U.S. farmworkers under the age of 18 will no longer be able to handle pesticides. The Environmental Protection Agency (EPA) unveiled the landmark move as part of a broad revision to health standards that cover the nation’s 2 million agricultural workers.

“Farmworkers deserve to be healthy and safe while they earn a living and it’s our job to ensure they have fair and equitable working standards to protect them,” EPA head Gina McCarthy said on a call with reporters Monday, joined by Labor Secretary Thomas Perez.

The EPA’s rules, adopted over two decades ago, formerly had no age restriction for workers handling pesticides on farms, forests, nurseries and greenhouses. Every year, between 1,800 and 3,000 agricultural workers covered by the current standards report suffering from overexposure to pesticides, but the true rate is likely much higher, according to the agency. Effects can range from headaches, spells of dizziness and sometimes even death in the short-term to neurological problems in the long-term.

Among other key changes, which are expected to be implemented in the fall of 2016: Agricultural workers will receive mandatory training sessions on the health and safety risks of pesticides every year instead of every five years; growers will be forced to expand the posting of mandatory no-entry signs for especially hazardous pesticides and keep more up-to-date records; farmworkers will also benefit from new whistleblower protections that most other workers currently receive.
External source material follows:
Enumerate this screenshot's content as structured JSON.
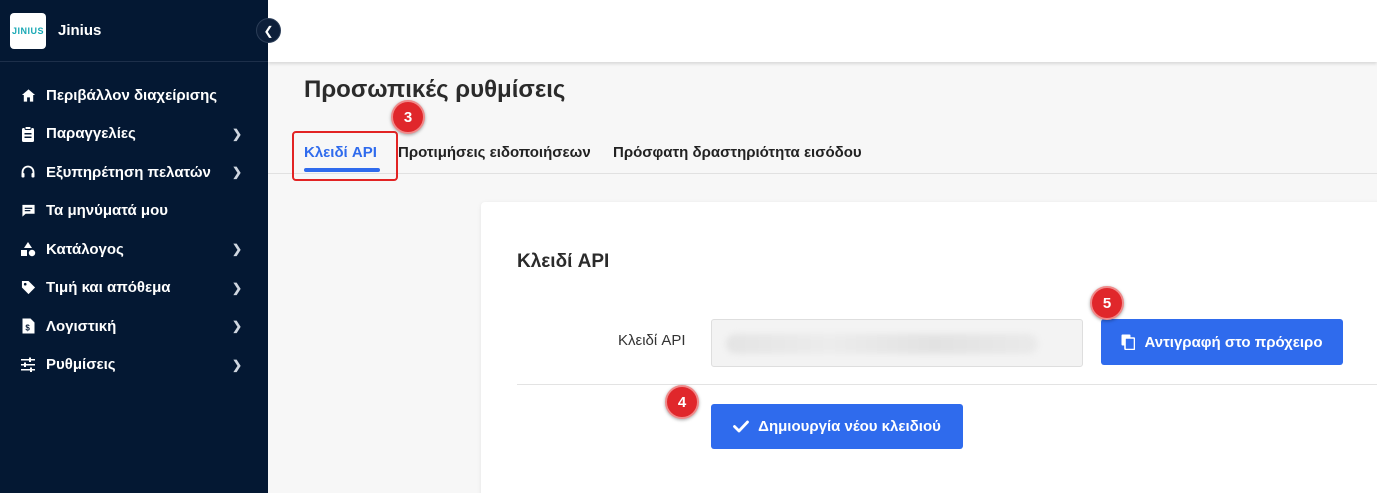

Farmworkers are excluded from many of the nation’s basic labor laws -- from rules that cover minimum wage and overtime pay to health and safety. McCarthy framed the revisions as an attempt to plug this gap.
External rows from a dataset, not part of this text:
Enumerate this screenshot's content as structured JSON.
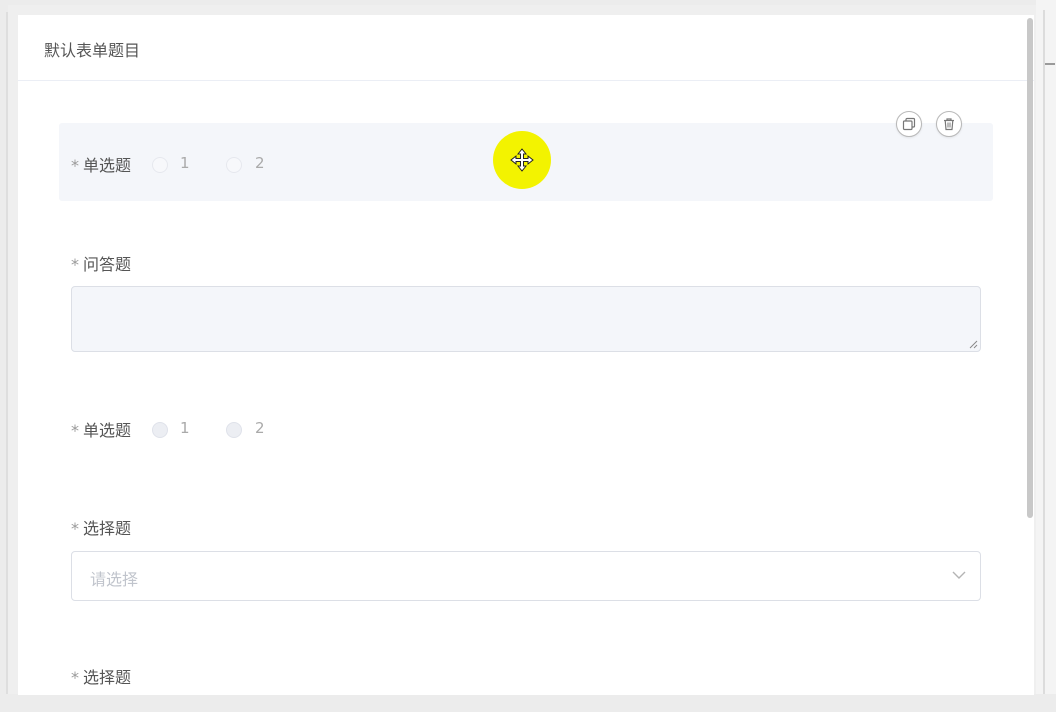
{
  "form": {
    "title": "默认表单题目",
    "required_mark": "*",
    "questions": [
      {
        "type": "radio",
        "label": "单选题",
        "options": [
          "1",
          "2"
        ],
        "selected": true
      },
      {
        "type": "textarea",
        "label": "问答题",
        "value": ""
      },
      {
        "type": "radio",
        "label": "单选题",
        "options": [
          "1",
          "2"
        ],
        "selected": false
      },
      {
        "type": "select",
        "label": "选择题",
        "placeholder": "请选择"
      },
      {
        "type": "select",
        "label": "选择题"
      }
    ]
  },
  "actions": {
    "copy_icon": "copy-icon",
    "delete_icon": "trash-icon"
  },
  "icons": {
    "resize": "resize-grip-icon",
    "dropdown": "chevron-down-icon",
    "cursor": "move-cursor-icon"
  },
  "colors": {
    "selected_background": "#f4f6fa",
    "cursor_highlight": "#f3f300"
  }
}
United Farmworkers President Arturo Rodriguez celebrated the move, which comes days after the union commemorated the 50th anniversary of the Delano grape strike -- a work stoppage and boycott campaign led by Cesar Chavez that culminated in the establishment of major agricultural labor regulations in California. “Today’s announcement is a dream come true for all of those folks who fought so hard in those very early days,” said Rodriguez, who was also on the press call.
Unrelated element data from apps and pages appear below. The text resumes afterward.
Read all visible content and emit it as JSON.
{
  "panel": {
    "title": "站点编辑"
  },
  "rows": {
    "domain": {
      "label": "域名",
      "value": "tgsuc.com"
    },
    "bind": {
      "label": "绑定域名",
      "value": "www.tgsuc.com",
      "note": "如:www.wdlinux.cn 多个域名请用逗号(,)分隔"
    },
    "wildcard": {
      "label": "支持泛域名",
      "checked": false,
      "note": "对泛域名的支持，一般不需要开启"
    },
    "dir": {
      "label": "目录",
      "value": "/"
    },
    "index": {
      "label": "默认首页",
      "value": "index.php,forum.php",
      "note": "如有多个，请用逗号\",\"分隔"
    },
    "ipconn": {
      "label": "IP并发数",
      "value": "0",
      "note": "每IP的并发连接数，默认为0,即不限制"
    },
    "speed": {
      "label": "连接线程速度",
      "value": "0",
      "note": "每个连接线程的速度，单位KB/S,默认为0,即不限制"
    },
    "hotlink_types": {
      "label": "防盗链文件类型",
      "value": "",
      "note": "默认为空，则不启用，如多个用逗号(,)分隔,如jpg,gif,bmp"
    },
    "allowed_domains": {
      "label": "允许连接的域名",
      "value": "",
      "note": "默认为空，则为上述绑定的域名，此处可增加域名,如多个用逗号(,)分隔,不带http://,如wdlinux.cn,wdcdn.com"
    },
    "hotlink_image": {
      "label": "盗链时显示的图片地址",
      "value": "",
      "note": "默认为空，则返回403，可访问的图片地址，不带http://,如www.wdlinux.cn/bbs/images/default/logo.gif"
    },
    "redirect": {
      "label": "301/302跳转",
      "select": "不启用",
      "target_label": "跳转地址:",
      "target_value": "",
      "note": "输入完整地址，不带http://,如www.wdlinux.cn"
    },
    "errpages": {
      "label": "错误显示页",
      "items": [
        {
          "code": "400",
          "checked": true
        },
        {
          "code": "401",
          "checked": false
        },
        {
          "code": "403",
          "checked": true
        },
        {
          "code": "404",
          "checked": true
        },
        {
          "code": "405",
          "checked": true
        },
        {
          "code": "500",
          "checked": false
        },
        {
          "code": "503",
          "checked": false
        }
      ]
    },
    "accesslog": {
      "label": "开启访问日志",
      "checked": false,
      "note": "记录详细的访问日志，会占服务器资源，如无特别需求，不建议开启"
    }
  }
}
In California, New York and New Jersey, environmental agencies will enforce the new standard, officials told reporters. In others, state agricultural departments will be responsible.

Farm owners and their immediate families remain exempt from the rules. McCarthy said the cost of compliance is low -- about $300 or $400 for large farms and half that amount for smaller farms.